Lessons from my grandfather

Palmer Flournoy with Edna Wyant Flournoy & Helen Wyant, 1920

Today marks my materal grandfather’s birthday. His name was Palmer Chester Flournoy and he was born in 1889 in Albany, New York. When he was still a baby, his father, a railroad conductor, was killed in a tragic railway accident. My great-grandmother moved her family – my grandfather and his older sister, back to Stanbery, Missouri to live  with my great-grandmother’s family – the Palmers.

My Grandfather only attended school until he was in about 8th grade; after that he went to work. He was well-spoken and a fabulous story-teller. And from family stories, we know he was a trickster and strong-willed. And intelligent – he was respected as honest and fair.

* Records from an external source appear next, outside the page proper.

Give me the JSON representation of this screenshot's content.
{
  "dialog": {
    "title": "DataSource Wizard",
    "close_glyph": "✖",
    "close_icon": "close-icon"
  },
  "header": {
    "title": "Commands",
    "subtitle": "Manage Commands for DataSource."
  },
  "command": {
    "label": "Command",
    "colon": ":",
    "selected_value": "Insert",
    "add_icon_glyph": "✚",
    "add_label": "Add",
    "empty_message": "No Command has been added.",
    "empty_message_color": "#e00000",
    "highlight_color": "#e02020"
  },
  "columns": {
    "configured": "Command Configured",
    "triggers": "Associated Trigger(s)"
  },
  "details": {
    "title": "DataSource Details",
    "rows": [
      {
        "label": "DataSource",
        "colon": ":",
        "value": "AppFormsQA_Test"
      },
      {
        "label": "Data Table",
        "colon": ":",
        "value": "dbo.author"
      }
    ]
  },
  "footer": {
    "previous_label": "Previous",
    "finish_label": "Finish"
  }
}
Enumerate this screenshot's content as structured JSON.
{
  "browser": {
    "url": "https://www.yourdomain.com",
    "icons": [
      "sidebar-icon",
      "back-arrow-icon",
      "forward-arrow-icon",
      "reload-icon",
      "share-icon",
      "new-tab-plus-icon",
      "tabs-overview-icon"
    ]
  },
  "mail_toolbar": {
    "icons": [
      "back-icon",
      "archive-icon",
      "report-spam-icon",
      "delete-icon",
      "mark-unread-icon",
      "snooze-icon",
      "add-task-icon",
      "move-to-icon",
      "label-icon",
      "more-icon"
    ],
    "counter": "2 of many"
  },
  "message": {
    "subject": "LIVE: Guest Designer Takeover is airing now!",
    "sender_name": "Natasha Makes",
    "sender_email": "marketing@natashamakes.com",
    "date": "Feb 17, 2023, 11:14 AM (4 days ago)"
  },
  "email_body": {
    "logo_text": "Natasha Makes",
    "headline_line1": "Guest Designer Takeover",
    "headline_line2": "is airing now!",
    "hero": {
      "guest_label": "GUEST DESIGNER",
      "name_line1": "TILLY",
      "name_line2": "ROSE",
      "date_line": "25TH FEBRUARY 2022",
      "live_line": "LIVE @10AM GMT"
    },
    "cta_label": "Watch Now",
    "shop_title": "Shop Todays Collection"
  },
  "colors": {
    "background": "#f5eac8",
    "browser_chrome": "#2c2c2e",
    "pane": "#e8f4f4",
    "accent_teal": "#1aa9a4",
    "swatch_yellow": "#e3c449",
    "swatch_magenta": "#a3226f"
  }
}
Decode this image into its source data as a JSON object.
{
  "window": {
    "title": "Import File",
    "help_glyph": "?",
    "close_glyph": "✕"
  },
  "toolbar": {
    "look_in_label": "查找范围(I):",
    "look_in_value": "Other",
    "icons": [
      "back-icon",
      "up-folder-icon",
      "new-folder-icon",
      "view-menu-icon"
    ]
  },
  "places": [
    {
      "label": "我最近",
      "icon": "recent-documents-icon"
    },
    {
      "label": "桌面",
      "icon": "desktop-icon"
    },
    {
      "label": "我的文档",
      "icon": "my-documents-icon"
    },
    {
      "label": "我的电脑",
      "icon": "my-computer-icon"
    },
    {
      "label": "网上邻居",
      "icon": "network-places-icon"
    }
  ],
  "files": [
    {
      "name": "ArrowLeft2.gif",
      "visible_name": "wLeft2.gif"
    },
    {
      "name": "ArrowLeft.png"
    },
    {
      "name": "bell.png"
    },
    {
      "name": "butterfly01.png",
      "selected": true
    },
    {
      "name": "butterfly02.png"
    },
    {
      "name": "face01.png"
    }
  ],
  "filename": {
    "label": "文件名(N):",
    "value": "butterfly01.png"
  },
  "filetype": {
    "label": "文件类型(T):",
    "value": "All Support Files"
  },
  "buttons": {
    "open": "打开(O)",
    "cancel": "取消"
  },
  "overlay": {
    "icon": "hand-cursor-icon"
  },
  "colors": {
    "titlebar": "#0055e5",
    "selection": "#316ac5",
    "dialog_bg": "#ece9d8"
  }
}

One of the things I most remember him telling me was that I could “catch more flies with honey than with vinegar.” He always spoke respectfully – how I wish I could remember that more often. Once when his butter pecan ice cream came without pecans, he respectfully wrote to the corporate headquarters and in a short time not only  received a replacement half-gallon of butter pecan, but also received a second half-gallon. I try to remember that when write a letter of complaint. My grandfather was an amazing expert in respectfully expressing that something was amiss.

The most important lesson my grandfather taught me was to live in dignity, even when life is throwing you curve balls. Macular degeneration and cataracts took my grandfather’s sight. Even though low-vision robbed him of reading, or driving I don’t think I ever heard him complain. He had an outgoing nature, and if he couldn’t figure out which coins to use when paying for something, he simply asked the clerk to help pick out the coins. When I was in my twenties, he rode buses or walked everywhere in Daytona Beach; whenever one of us came to visit in Daytona, he could be counted on to meet us at the airport. And to see us off. Life may have robbed him of vision, but it took nothing else from his great enjoyment of life.

I think a lot about my Grandfather’s great capacity for enjoying life despite what hardships are encountered. And hope that as I grow older, I will always remember lessons learned from a real gentleman – in all senses of the word.